Input material Start Marker
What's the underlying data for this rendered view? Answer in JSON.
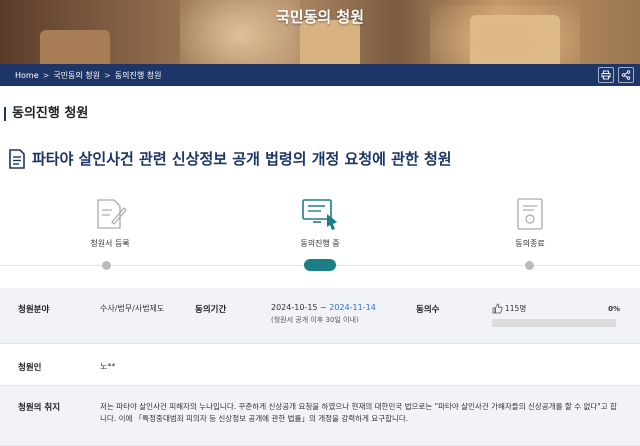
{
  "header": {
    "title": "국민동의 청원"
  },
  "breadcrumb": {
    "items": [
      "Home",
      "국민동의 청원",
      "동의진행 청원"
    ],
    "separator": ">"
  },
  "toolbar": {
    "print_icon": "printer-icon",
    "share_icon": "share-icon"
  },
  "section": {
    "title": "동의진행 청원"
  },
  "petition": {
    "title": "파타야 살인사건 관련 신상정보 공개 법령의 개정 요청에 관한 청원"
  },
  "steps": [
    {
      "label": "청원서 등록",
      "icon": "document-pen-icon"
    },
    {
      "label": "동의진행 중",
      "icon": "monitor-hand-icon",
      "active": true
    },
    {
      "label": "동의종료",
      "icon": "certificate-icon"
    }
  ],
  "info": {
    "field_label": "청원분야",
    "field_value": "수사/법무/사법제도",
    "period_label": "동의기간",
    "period_start": "2024-10-15",
    "period_sep": " ~ ",
    "period_end": "2024-11-14",
    "period_note": "(청원서 공개 이후 30일 이내)",
    "agree_label": "동의수",
    "agree_count": "115명",
    "agree_percent": "0%",
    "agree_progress": 0,
    "petitioner_label": "청원인",
    "petitioner_value": "노**",
    "purpose_label": "청원의 취지",
    "purpose_text": "저는 파타야 살인사건 피해자의 누나입니다. 꾸준하게 신상공개 요청을 하였으나 현재의 대한민국 법으로는 \"파타야 살인사건 가해자들의 신상공개를 할 수 없다\"고 합니다. 이에 「특정중대범죄 피의자 등 신상정보 공개에 관한 법률」의 개정을 강력하게 요구합니다."
  },
  "colors": {
    "navy": "#1d3567",
    "teal": "#1d7f85",
    "blue": "#2f6fd6"
  }
}
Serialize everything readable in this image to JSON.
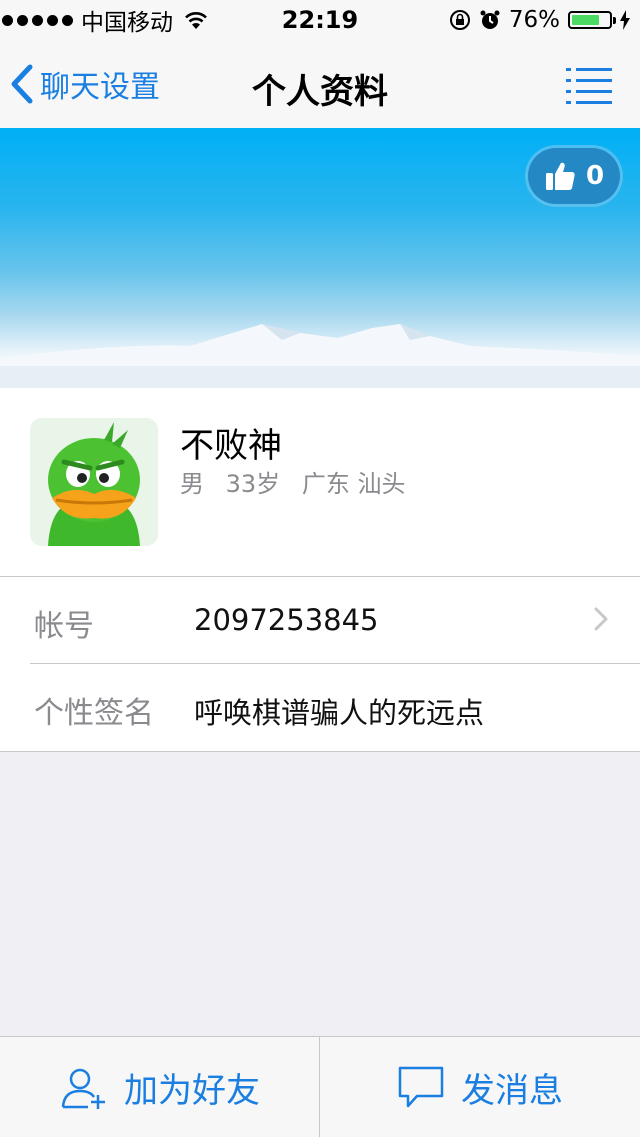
{
  "status_bar": {
    "carrier": "中国移动",
    "time": "22:19",
    "battery_percent": "76%",
    "battery_level": 0.76
  },
  "nav": {
    "back_label": "聊天设置",
    "title": "个人资料",
    "menu_icon": "list-menu-icon"
  },
  "banner": {
    "like_count": "0"
  },
  "profile": {
    "name": "不败神",
    "gender": "男",
    "age": "33岁",
    "location": "广东 汕头"
  },
  "details": [
    {
      "label": "帐号",
      "value": "2097253845"
    },
    {
      "label": "个性签名",
      "value": "呼唤棋谱骗人的死远点"
    }
  ],
  "actions": {
    "add_friend": "加为好友",
    "send_message": "发消息"
  },
  "colors": {
    "accent": "#1a7fe0",
    "battery": "#4cd964",
    "like_badge": "#2388c4"
  }
}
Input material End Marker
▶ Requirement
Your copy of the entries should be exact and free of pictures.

▶ Response box
What's the underlying data for this rendered view? Answer in JSON.
{
  "header": {
    "title": "국민동의 청원"
  },
  "breadcrumb": {
    "items": [
      "Home",
      "국민동의 청원",
      "동의진행 청원"
    ],
    "separator": ">"
  },
  "toolbar": {
    "print_icon": "printer-icon",
    "share_icon": "share-icon"
  },
  "section": {
    "title": "동의진행 청원"
  },
  "petition": {
    "title": "파타야 살인사건 관련 신상정보 공개 법령의 개정 요청에 관한 청원"
  },
  "steps": [
    {
      "label": "청원서 등록",
      "icon": "document-pen-icon"
    },
    {
      "label": "동의진행 중",
      "icon": "monitor-hand-icon",
      "active": true
    },
    {
      "label": "동의종료",
      "icon": "certificate-icon"
    }
  ],
  "info": {
    "field_label": "청원분야",
    "field_value": "수사/법무/사법제도",
    "period_label": "동의기간",
    "period_start": "2024-10-15",
    "period_sep": " ~ ",
    "period_end": "2024-11-14",
    "period_note": "(청원서 공개 이후 30일 이내)",
    "agree_label": "동의수",
    "agree_count": "115명",
    "agree_percent": "0%",
    "agree_progress": 0,
    "petitioner_label": "청원인",
    "petitioner_value": "노**",
    "purpose_label": "청원의 취지",
    "purpose_text": "저는 파타야 살인사건 피해자의 누나입니다. 꾸준하게 신상공개 요청을 하였으나 현재의 대한민국 법으로는 \"파타야 살인사건 가해자들의 신상공개를 할 수 없다\"고 합니다. 이에 「특정중대범죄 피의자 등 신상정보 공개에 관한 법률」의 개정을 강력하게 요구합니다."
  },
  "colors": {
    "navy": "#1d3567",
    "teal": "#1d7f85",
    "blue": "#2f6fd6"
  }
}
Serialize everything readable in this image to JSON.
{
  "status_bar": {
    "carrier": "中国移动",
    "time": "22:19",
    "battery_percent": "76%",
    "battery_level": 0.76
  },
  "nav": {
    "back_label": "聊天设置",
    "title": "个人资料",
    "menu_icon": "list-menu-icon"
  },
  "banner": {
    "like_count": "0"
  },
  "profile": {
    "name": "不败神",
    "gender": "男",
    "age": "33岁",
    "location": "广东 汕头"
  },
  "details": [
    {
      "label": "帐号",
      "value": "2097253845"
    },
    {
      "label": "个性签名",
      "value": "呼唤棋谱骗人的死远点"
    }
  ],
  "actions": {
    "add_friend": "加为好友",
    "send_message": "发消息"
  },
  "colors": {
    "accent": "#1a7fe0",
    "battery": "#4cd964",
    "like_badge": "#2388c4"
  }
}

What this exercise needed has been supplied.